Data about app and page elements
======

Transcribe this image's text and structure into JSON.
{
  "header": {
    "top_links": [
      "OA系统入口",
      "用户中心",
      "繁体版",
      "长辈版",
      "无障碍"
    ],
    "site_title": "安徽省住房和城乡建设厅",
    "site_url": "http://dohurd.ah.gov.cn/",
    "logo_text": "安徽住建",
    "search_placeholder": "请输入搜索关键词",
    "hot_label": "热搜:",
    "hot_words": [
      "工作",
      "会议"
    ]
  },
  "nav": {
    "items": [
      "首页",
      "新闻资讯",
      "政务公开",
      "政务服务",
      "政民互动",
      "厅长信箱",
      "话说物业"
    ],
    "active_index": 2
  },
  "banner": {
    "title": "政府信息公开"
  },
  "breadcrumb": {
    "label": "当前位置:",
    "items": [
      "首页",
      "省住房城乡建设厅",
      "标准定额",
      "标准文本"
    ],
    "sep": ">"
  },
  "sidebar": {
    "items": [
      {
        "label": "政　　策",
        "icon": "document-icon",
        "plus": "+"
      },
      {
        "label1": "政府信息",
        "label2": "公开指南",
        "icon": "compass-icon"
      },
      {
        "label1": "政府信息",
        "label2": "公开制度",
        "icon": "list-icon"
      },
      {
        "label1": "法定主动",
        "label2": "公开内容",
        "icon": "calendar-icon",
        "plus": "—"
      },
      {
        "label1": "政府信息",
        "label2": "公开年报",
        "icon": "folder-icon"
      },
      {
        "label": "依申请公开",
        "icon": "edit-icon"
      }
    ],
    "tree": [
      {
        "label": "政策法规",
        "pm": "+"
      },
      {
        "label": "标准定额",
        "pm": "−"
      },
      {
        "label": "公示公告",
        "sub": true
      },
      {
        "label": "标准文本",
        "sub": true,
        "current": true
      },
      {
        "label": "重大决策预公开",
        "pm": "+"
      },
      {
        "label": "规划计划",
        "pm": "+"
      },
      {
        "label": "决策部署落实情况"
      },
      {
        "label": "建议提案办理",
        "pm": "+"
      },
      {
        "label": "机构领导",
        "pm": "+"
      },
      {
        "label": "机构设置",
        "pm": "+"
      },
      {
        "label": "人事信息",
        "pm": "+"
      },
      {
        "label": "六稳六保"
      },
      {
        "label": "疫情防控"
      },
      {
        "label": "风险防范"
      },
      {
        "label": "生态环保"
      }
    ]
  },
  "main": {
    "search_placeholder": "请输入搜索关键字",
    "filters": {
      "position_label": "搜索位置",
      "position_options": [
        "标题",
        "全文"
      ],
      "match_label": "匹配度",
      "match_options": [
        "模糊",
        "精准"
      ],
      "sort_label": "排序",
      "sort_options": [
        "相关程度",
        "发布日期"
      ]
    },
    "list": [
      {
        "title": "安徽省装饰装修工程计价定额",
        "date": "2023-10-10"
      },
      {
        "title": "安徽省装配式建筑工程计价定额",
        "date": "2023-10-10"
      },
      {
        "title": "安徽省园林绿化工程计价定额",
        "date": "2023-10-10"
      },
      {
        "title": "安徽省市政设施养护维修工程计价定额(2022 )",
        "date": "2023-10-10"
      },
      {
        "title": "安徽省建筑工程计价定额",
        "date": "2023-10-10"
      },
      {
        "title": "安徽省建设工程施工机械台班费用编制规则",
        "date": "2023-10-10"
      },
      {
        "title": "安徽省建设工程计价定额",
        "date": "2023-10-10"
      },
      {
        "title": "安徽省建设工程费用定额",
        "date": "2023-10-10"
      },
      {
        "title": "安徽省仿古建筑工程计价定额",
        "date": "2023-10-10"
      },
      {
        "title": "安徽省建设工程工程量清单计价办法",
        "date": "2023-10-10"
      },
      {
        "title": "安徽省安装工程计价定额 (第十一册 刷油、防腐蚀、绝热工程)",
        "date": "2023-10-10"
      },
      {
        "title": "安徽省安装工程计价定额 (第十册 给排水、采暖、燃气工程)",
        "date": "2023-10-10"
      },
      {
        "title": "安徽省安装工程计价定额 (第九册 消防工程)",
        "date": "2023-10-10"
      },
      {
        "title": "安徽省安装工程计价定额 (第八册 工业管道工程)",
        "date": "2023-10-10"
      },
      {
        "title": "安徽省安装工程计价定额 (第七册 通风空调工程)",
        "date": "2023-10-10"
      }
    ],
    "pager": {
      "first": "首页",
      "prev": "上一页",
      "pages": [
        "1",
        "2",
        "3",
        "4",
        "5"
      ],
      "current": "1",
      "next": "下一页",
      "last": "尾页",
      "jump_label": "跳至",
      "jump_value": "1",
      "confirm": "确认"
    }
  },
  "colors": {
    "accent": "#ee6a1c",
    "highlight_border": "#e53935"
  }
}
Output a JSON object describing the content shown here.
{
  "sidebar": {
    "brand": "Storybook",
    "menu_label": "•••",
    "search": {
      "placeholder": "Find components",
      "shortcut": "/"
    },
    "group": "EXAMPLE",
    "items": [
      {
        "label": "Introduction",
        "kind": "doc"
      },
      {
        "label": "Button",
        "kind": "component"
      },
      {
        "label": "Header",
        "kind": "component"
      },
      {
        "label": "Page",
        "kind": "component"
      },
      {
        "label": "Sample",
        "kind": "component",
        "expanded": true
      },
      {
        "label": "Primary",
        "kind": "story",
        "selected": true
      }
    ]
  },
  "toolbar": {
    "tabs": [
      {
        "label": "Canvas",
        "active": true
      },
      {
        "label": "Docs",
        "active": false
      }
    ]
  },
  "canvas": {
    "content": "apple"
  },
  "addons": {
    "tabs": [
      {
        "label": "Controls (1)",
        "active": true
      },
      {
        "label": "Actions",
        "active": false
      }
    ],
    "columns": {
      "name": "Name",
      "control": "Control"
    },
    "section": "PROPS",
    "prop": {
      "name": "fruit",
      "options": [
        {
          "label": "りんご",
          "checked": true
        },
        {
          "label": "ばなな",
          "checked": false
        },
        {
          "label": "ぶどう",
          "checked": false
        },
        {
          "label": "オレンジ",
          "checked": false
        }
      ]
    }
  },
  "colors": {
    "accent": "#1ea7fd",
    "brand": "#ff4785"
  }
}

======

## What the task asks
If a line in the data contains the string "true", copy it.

## Task solution
        "sub": true
        "sub": true,
        "current": true
        "expanded": true
        "selected": true
        "active": true
        "active": true
          "checked": true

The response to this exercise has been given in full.